Last week we all had a bit of cabin fever. There is only so much time I can spend waiting for the real estate agent to call and book a showing. We packed up, visited Fort Fetterman, then drove to Glenrock by the back roads and went to the dinosaur museum. They don't have much room, but nearly all the displays are real bones, not casts. All the real bones come from Wyoming, many from this south eastern corner and some from right outside Douglas and Glenrock. As just a walk through, it probably wouldn't be a very impressive tour--like I said, the don't have much room--but the volunteers who clean the bones that have been brought in are working right in the back room. One of them gave us a tour; the absolute most informative museum tour I've ever had. She knew how old all the bones were, could describe where they were found, how they wer prepared and brought in, then she showed us the work room where about six ladies were cleaning rock from around various bones. One of the dinosaurs they found, an aquatic one, might be a new species. That would be a huge deal in the anthropology community.

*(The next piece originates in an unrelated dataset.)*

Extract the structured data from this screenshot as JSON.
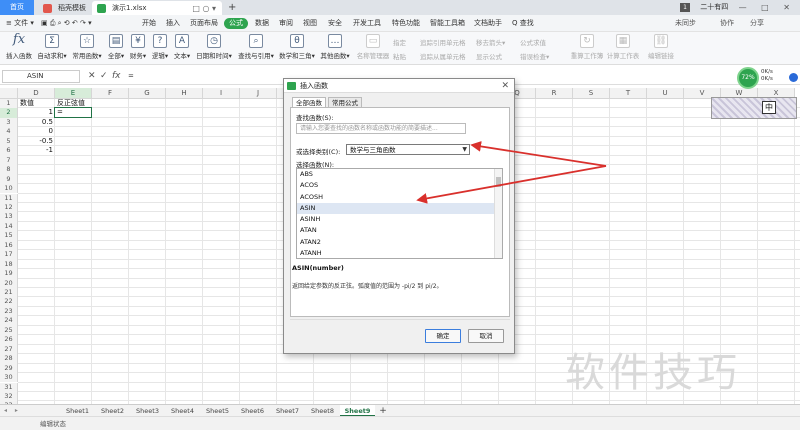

It's hard to remember, when things are so hot and dry, that most of Wyoming was covered by shallow ocean, and that this was so long ago that the rocky mountains didn't even exist. The landscape was completely different than it is today. It's one of those ancient facts I know, but don't quite comprehend. I wish I could rewind geological time and watch all of it happening. It's hard to wrap my head around 65 million years or more.